§ Task objective:
All lines holding the word "quen" in the listing below need to be copied.

§ Provided information:
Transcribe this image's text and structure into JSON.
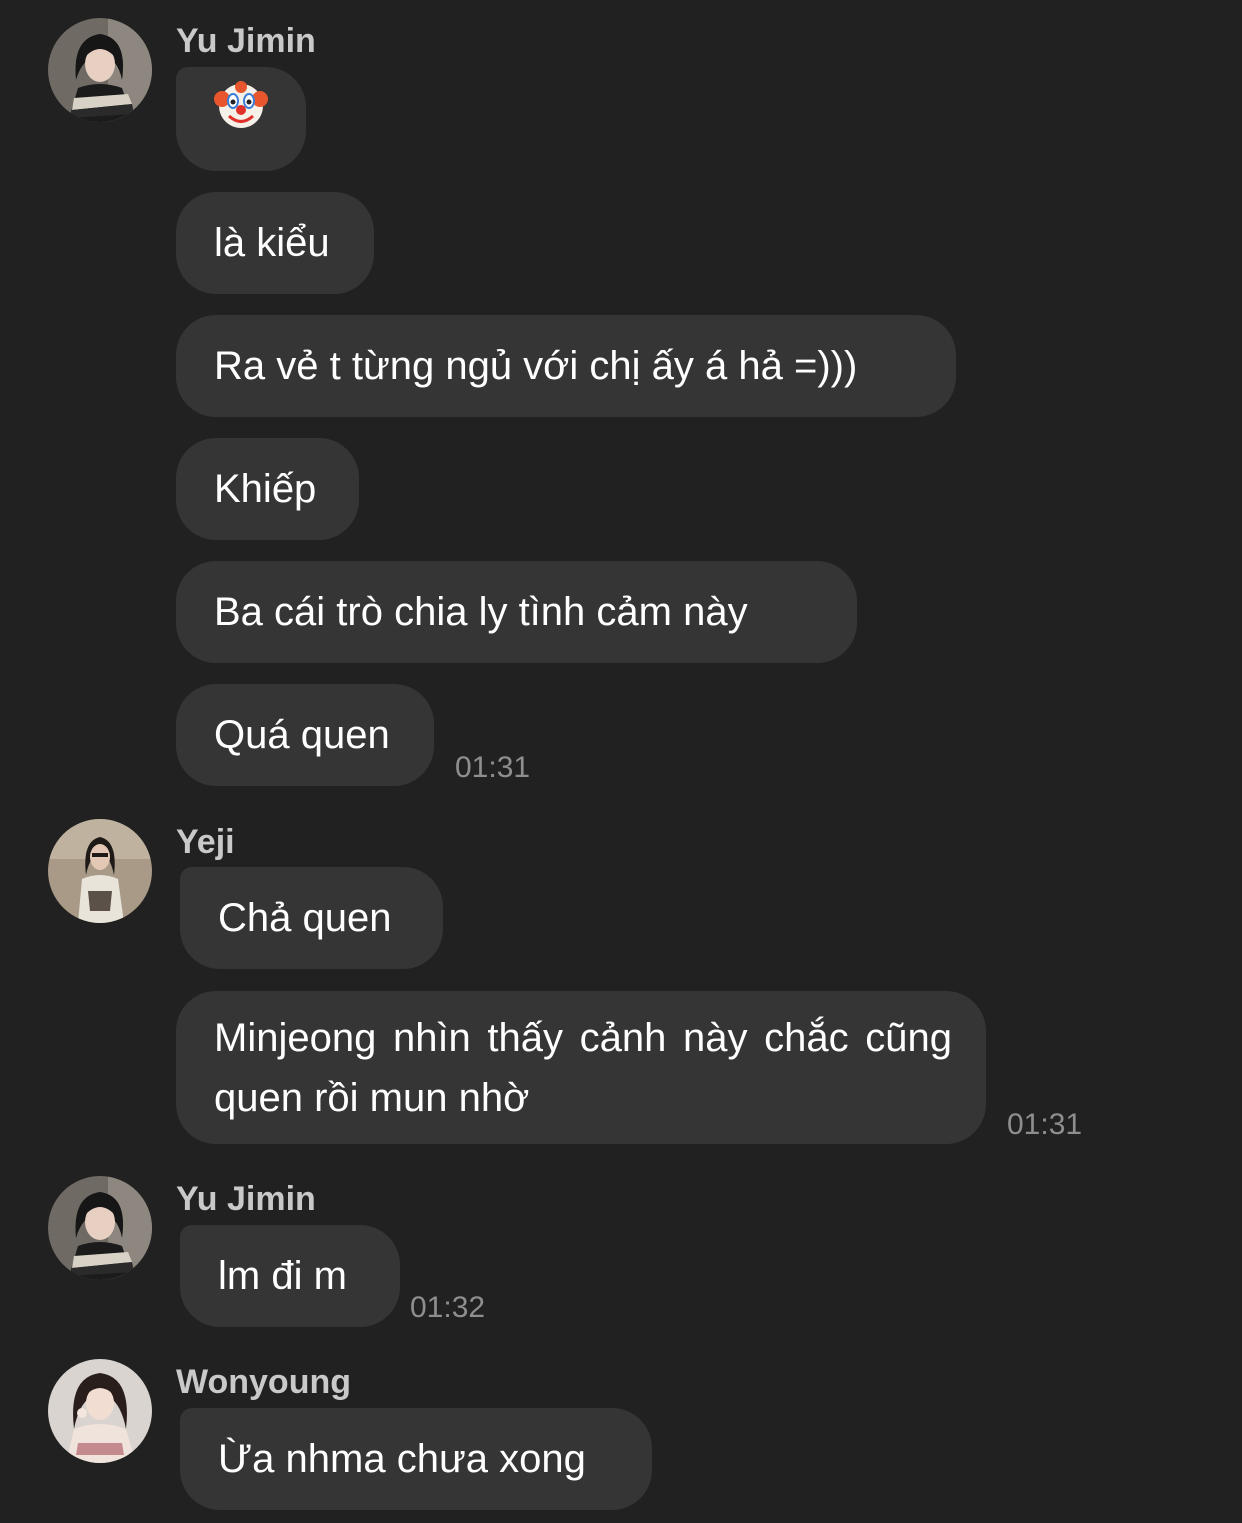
{
  "messages": [
    {
      "sender": "Yu Jimin",
      "avatar_icon": "avatar-yu-jimin",
      "bubbles": [
        {
          "text": "",
          "emoji": "clown-face-icon"
        },
        {
          "text": "là kiểu"
        },
        {
          "text": "Ra vẻ t từng ngủ với chị ấy á hả =)))"
        },
        {
          "text": "Khiếp"
        },
        {
          "text": "Ba cái trò chia ly tình cảm này"
        },
        {
          "text": "Quá quen"
        }
      ],
      "time": "01:31"
    },
    {
      "sender": "Yeji",
      "avatar_icon": "avatar-yeji",
      "bubbles": [
        {
          "text": "Chả quen"
        },
        {
          "text": "Minjeong nhìn thấy cảnh này chắc cũng quen rồi mun nhờ"
        }
      ],
      "time": "01:31"
    },
    {
      "sender": "Yu Jimin",
      "avatar_icon": "avatar-yu-jimin",
      "bubbles": [
        {
          "text": "lm đi m"
        }
      ],
      "time": "01:32"
    },
    {
      "sender": "Wonyoung",
      "avatar_icon": "avatar-wonyoung",
      "bubbles": [
        {
          "text": "Ừa nhma chưa xong"
        }
      ]
    }
  ],
  "colors": {
    "background": "#212121",
    "bubble": "#353535",
    "sender": "#c9c9c9",
    "timestamp": "#8e8e8e"
  }
}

§ Solution to this task:
          "text": "Quá quen"
          "text": "Chả quen"
          "text": "Minjeong nhìn thấy cảnh này chắc cũng quen rồi mun nhờ"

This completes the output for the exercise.